(Supplied records)

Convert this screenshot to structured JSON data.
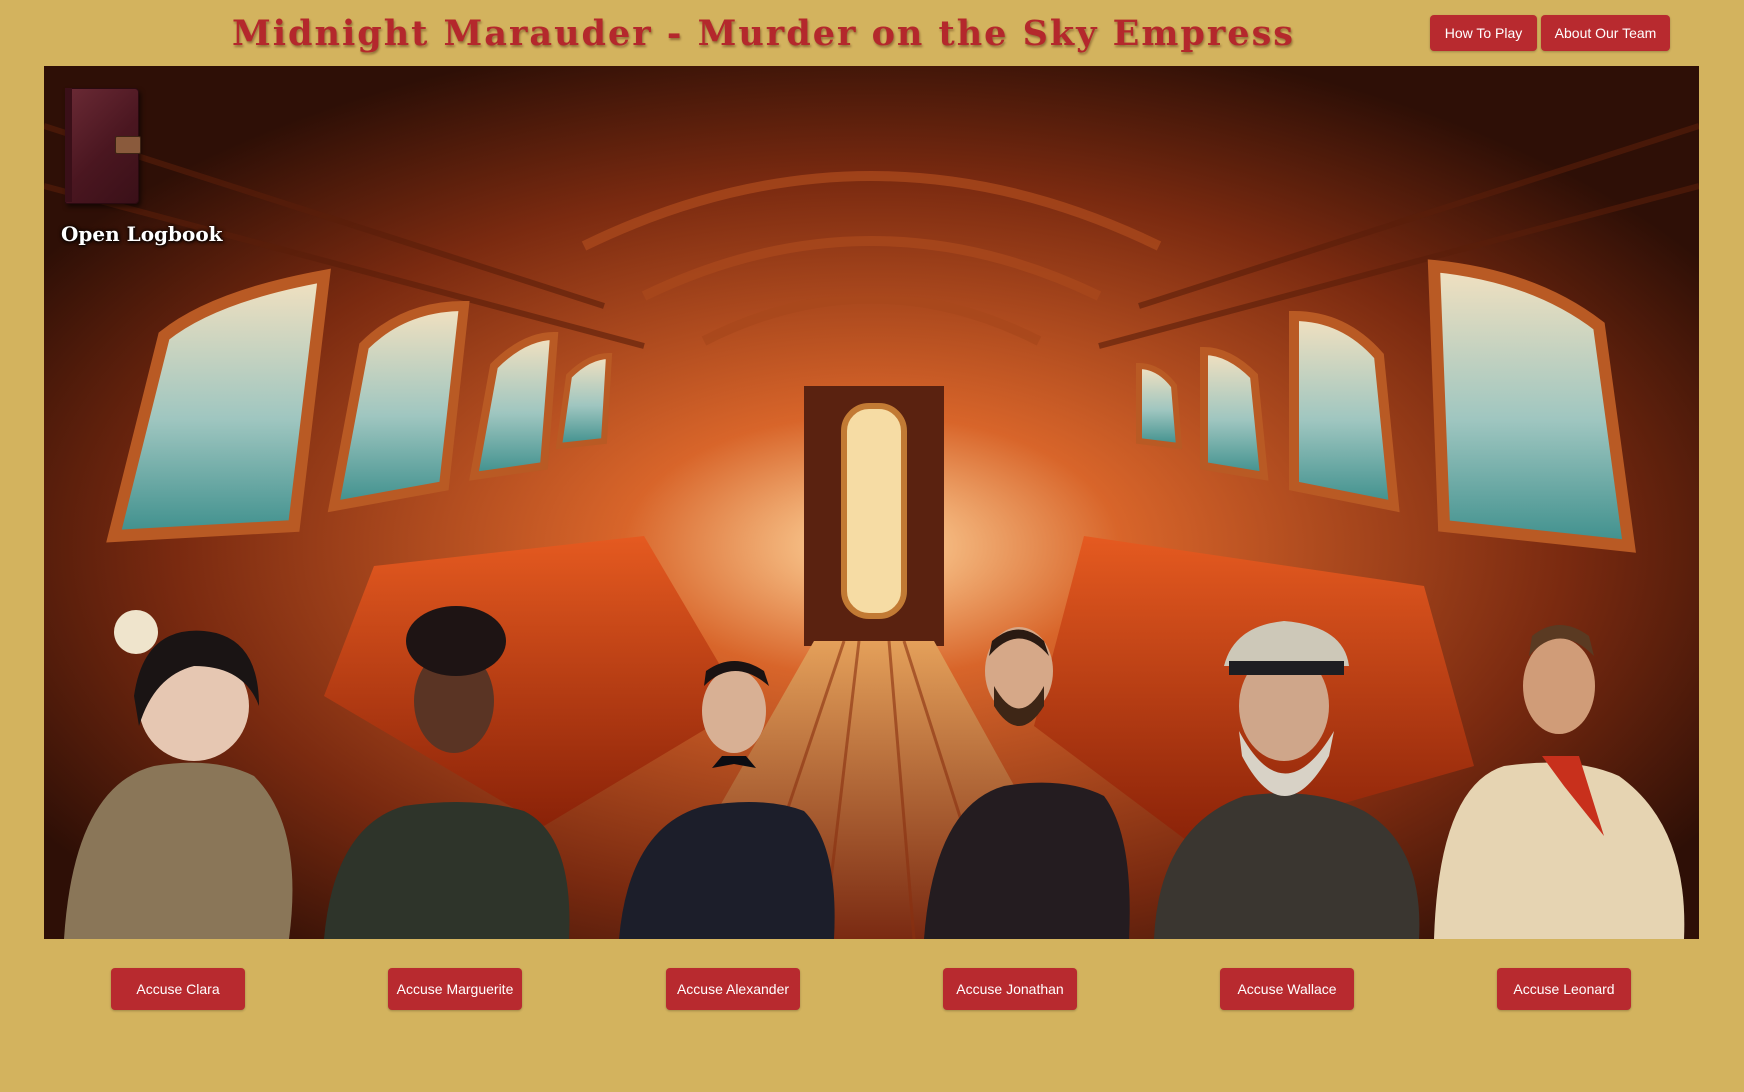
{
  "header": {
    "title": "Midnight Marauder - Murder on the Sky Empress",
    "nav": {
      "how_to_play": "How To Play",
      "about_team": "About Our Team"
    }
  },
  "scene": {
    "logbook_label": "Open Logbook",
    "logbook_icon": "logbook-icon"
  },
  "suspects": [
    {
      "name": "Clara",
      "accuse_label": "Accuse Clara"
    },
    {
      "name": "Marguerite",
      "accuse_label": "Accuse Marguerite"
    },
    {
      "name": "Alexander",
      "accuse_label": "Accuse Alexander"
    },
    {
      "name": "Jonathan",
      "accuse_label": "Accuse Jonathan"
    },
    {
      "name": "Wallace",
      "accuse_label": "Accuse Wallace"
    },
    {
      "name": "Leonard",
      "accuse_label": "Accuse Leonard"
    }
  ],
  "colors": {
    "background": "#d3b35e",
    "accent": "#b82a2f",
    "title": "#b4282c",
    "button_text": "#ffffff"
  }
}
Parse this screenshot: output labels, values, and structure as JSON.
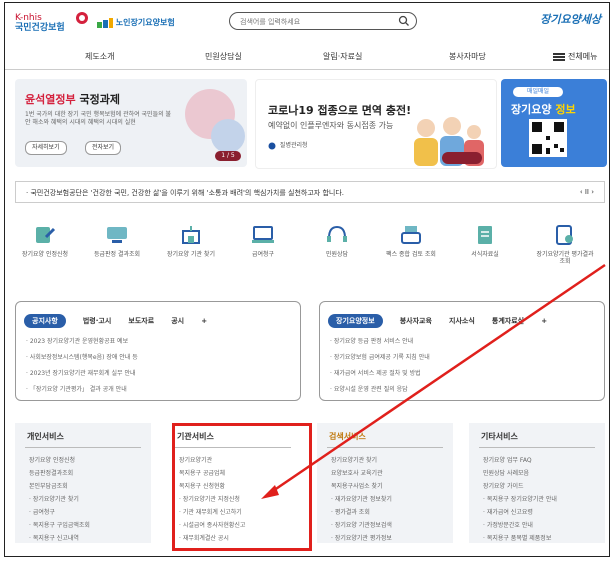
{
  "header": {
    "logo_top": "K-nhis",
    "logo_main": "국민건강보험",
    "logo_sub": "노인장기요양보험",
    "search_placeholder": "검색어를 입력하세요",
    "brand": "장기요양세상"
  },
  "nav": {
    "items": [
      "제도소개",
      "민원상담실",
      "알림·자료실",
      "봉사자마당"
    ],
    "all_menu": "전체메뉴"
  },
  "banner1": {
    "title_accent": "윤석열정부",
    "title_rest": "국정과제",
    "desc": "1번 국가의 대한 장기 국민 행복보험에 관하여 국민들의 불안 해소와 혜택의 시대의 혜택의 시대의 실현",
    "btn1": "자세히보기",
    "btn2": "전자보기",
    "pager": "1 / 5"
  },
  "banner2": {
    "title": "코로나19 접종으로 면역 충전!",
    "desc": "예약없이 인플루엔자와 동시접종 가능",
    "org": "질병관리청"
  },
  "banner3": {
    "tag": "매일매일",
    "title_main": "장기요양",
    "title_accent": "정보"
  },
  "notice": {
    "text": "· 국민건강보험공단은 '건강한 국민, 건강한 삶'을 이루기 위해 '소통과 배려'의 핵심가치를 실천하고자 합니다.",
    "controls": "‹  II  ›"
  },
  "icons": [
    {
      "name": "long-term-care-apply-icon",
      "label": "장기요양 인정신청"
    },
    {
      "name": "rating-result-icon",
      "label": "등급판정 결과조회"
    },
    {
      "name": "care-facility-search-icon",
      "label": "장기요양 기관 찾기"
    },
    {
      "name": "caregiver-payment-icon",
      "label": "급여청구"
    },
    {
      "name": "counsel-icon",
      "label": "민원상담"
    },
    {
      "name": "fax-icon",
      "label": "팩스 종합 검토 조회"
    },
    {
      "name": "document-icon",
      "label": "서식자료실"
    },
    {
      "name": "evaluation-icon",
      "label": "장기요양기관 평가결과 조회"
    }
  ],
  "board_left": {
    "tabs": [
      "공지사항",
      "법령·고시",
      "보도자료",
      "공시"
    ],
    "plus": "+",
    "items": [
      "· 2023 장기요양기관 운영현황공표 예보",
      "· 사회보장정보시스템(행복e음) 장애 안내 등",
      "· 2023년 장기요양기관 재무회계 실무 안내",
      "· 「장기요양 기관평가」 결과 공개 안내"
    ]
  },
  "board_right": {
    "tabs": [
      "장기요양정보",
      "봉사자교육",
      "지사소식",
      "통계자료실"
    ],
    "plus": "+",
    "items": [
      "· 장기요양 등급 판정 서비스 안내",
      "· 장기요양보험 급여제공 기록 지침 안내",
      "· 재가급여 서비스 제공 절차 및 방법",
      "· 요양시설 운영 관련 질의 응답"
    ]
  },
  "services": [
    {
      "title": "개인서비스",
      "items": [
        "장기요양 인정신청",
        "등급판정결과조회",
        "본인부담금조회",
        "· 장기요양기관 찾기",
        "· 급여청구",
        "· 복지용구 구입금액조회",
        "· 복지용구 신고내역"
      ]
    },
    {
      "title": "기관서비스",
      "items": [
        "장기요양기관",
        "복지용구 공급업체",
        "복지용구 신청현황",
        "· 장기요양기관 지정신청",
        "· 기관 재무회계 신고하기",
        "· 시설급여 종사자현황신고",
        "· 재무회계결산 공시"
      ]
    },
    {
      "title": "검색서비스",
      "items": [
        "장기요양기관 찾기",
        "요양보호사 교육기관",
        "복지용구사업소 찾기",
        "· 재가요양기관 정보찾기",
        "· 평가결과 조회",
        "· 장기요양 기관정보검색",
        "· 장기요양기관 평가정보"
      ]
    },
    {
      "title": "기타서비스",
      "items": [
        "장기요양 업무 FAQ",
        "민원상담 사례모음",
        "장기요양 가이드",
        "· 복지용구 장기요양기관 안내",
        "· 재가급여 신고요령",
        "· 가정방문간호 안내",
        "· 복지용구 품목별 제품정보"
      ]
    }
  ]
}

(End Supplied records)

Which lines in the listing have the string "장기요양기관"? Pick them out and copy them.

* _Response below_
      "label": "장기요양기관 평가결과 조회"
      "· 2023 장기요양기관 운영현황공표 예보",
      "· 2023년 장기요양기관 재무회계 실무 안내",
        "· 장기요양기관 찾기",
        "장기요양기관",
        "· 장기요양기관 지정신청",
        "장기요양기관 찾기",
        "· 장기요양기관 평가정보"
        "· 복지용구 장기요양기관 안내",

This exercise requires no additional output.